Invisible friends, visible soul. Outside the gorgeous, Teodoro Gonzalez de Leon-designed Mexican American Cultural Center on the banks of Lady Bird Lake, some 3000 Latinos and Latinas waved the Venezuelan flag, danced and sang along to Los Amigos Invisibles, one of the finest Latin/pop/electronic bands in the world (in this gringo's opinion). This was a party, complete with Big Gulp-sized margaritas, blinding strobes and hits like "La Que Me Gusta," one of the catchiest songs of 2013 regardless of genre. Then, to close out my Saturday night and end SXSW, I returned to the heart of the festival and stood beneath a tent just a few blocks from the scene of the Wednesday night crime that took the lives of two, injured over twenty and shook the city of Austin to its core. Cody ChesnuTT was making the last of a half dozen or so appearances, his 45-year-old voice battered but not broken -- "I sound like Scooby-Doo up here," he sighed. His band, a tight quartet of drums, keys, bass and the best rhythm guitar player of the week, playing the kind of soul music I needed at that or any moment. The band started late (the sound check was tense and protracted) and the set was barely over twenty minutes in length, but when ChesnuTT chanted "No turning back!" over and over again, the crowd chanted with him and SXSW 2014 had found its coda.

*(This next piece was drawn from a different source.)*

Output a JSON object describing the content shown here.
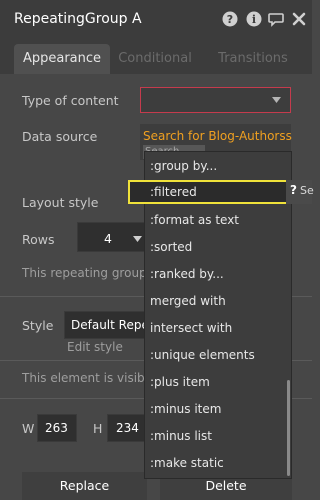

Free twang, priceless place. Though the Broken Spoke, celebrating 50 years of honky tonking this November, is no longer an official SXSW venue, the musicians that played the KDHX and Twangfest day parties on Thursday and Saturday afternoons were among the very best in Austin this week. For starters: John Fullbright, Laura Cantrell, Sturgill Simpson, Della Mae and the Haden Triplets. In full disclosure, I'm a Twangfest volunteer and DJ at KDHX. In full honesty, you've never been to Austin if you've never been to the Broken Spoke. The parties drew over 1000 fans over the two days, and the final party, featuring headliner Hayes Carll, had the biggest crowd in the event's fifteen year history. Who can say if there will be fifteen more, but I'll drink another Lone Star to that.